Recently, another tremendous film selection aimed at the borderline-suicidal lonely-hearts (mostly female) crowd has appeared on the radar: “The Time Traveler’s Wife”. This ambitious cinematic achievement, despite its apparent novelty, is–to my mind–startling in its banality and unoriginality. Audrey Niffenegger deserves only shame for her attempt to foist her cheap variation of Benjamin Button upon us, as if we had never experienced the true visionary glimpse of the despair of contemporary hetero-romantics, the awesome transcendence of love and the power of time travel that ties it all together….
When the issue of “love…time travel…” comes up, I am instantly TRANSPORTED to a state of reflection upon the 2006 box office epic “The Lake House” starring Keanu Reeves and Sandra Bullock. After such a mental JOURNEY, it is clear, that “The Time Traveler’s Wife” suffers terribly by comparison (and no, not just because Keanu Reeves is not in the film).
[DISCLAIMER: AUTHOR HAS SEEN NEITHER FILM, BUT HAS SEEN THE PREVIEWS FOR BOTH AND FEELS COMFORTABLE GOING ON]
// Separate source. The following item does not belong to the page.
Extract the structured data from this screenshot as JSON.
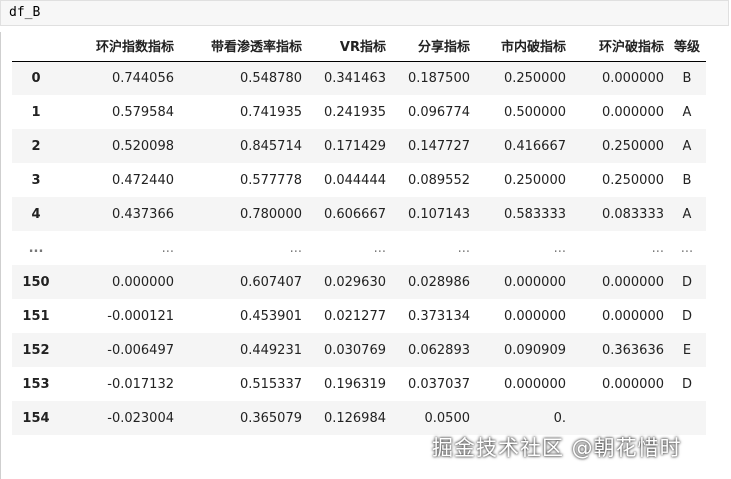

The Time Traveler’s Wife is a completely ordinary run-of-the-mill “boy and girl fall madly in love and live happily ever after EXCEPT boy has a secret that interferes with the happy linear timeline (he randomly travels backwards through time)” story. This of course reflects the extremely ordinary and uninteresting (though well justified) typical female complaints about the distance, unreliability and emotional unavailability of men, the regressive childishness of men as they age, and so on. Since when do people need to pay 15 dollars to see their daily frustrations played out in such straightforward and unremarkable form? Further, the plot uses the cheap and all-too-common 21st-century crutch of “science” to explain the problem (a “genetic disorder” causes the time travel).
The Lake House, on the other hand (in addition to starring Keanu Reeves), is an astonishing cinematic tour de force that blasts beyond the reach of science, logic, conventional relationships and their trivial difficulties to a place of insurmountable despair overcome only by the power of a mailbox attached to a cool, Frank Lloyd Wright-esque lake house. Sandra Bullock, the lonely single female, finds herself living in a “unique” and “seductive” lake house. She feels “seduced” by the house (note to self: does anyone know the Latin term for the sexual fetish involving buildings–or more specifically, residences..?). Already, I am on alert to the incredibly hopeless state of being reflected in Bullock’s character insofar as she has apparently lost such a degree of hope in finding “the one” of the opposite sex (a common enough complaint among modern western heterosexual females it is true–but look to what extreme it is pushed here!!) that she absently channels her amorous feelings into an inanimate bundle of steel and glass that sits indifferently on a tepid body of water.
But, as Gina Gershon’s character says to Tom Cruise in the film Cocktail: “It only gets better…”
Bullock’s lonely character comes to find that she can miraculously “communicate” (via handwritten letter of course–how wonderfully 19th century) with the previous tenant of the “lake house” thanks to the inexplicable (and there is not even an attempt here–kudos to David Auburn) ability of the “mailbox” to act as a “time-traveling” device. Thus, the previous tenant–NONE OTHER THAN SIR KEANU REEVES (I don’t think he’s a KBE, but he should be and has apparently been elevated as such by this article)–who was also mysteriously “seduced” by the lake house (which subtlely raises the extraordinary and intriguing possibility of a male-building-female menage a trois erotic encounter in which the building is the primary receiving partner) shares himself with Bullock’s character in a dialogue that transcends the ordinary space-time continuum, and so begins the long-time but no-distance “romance” between the characters….
So, in conclusion:
(1) The Lake House is clearly darker, more nihilistic, and thus bolder and more deserving of praise. The Time Traveler’s Wife presents only the ordinary difficulties of male-female romantic relationships in contemporary times (i.e. it assumes those relationships are quite possible and frequent, only “difficult”). The Lake House on the other hand operates from the premise that contemporary male-female romantic relationships are literally IMPOSSIBLE (well, impossible under normal spatio-temporal conditions as we understand them).
(2) The Lake House is clearly more original. While The Time Traveler’s Wife trots out the well-worn cliche of the man who lives backwards through time thus inconveniently affecting his “relationships” (Benjamin Button?), the Lake House posits a man and woman who are unable to find love and yet–through the magical interference of an inanimate third party–are able to literally transcend time and find each other as secondary partners of the eponymous Lothario of the film: THE LAKE HOUSE…
Can’t you just FEEL the magic of THE LAKE HOUSE…?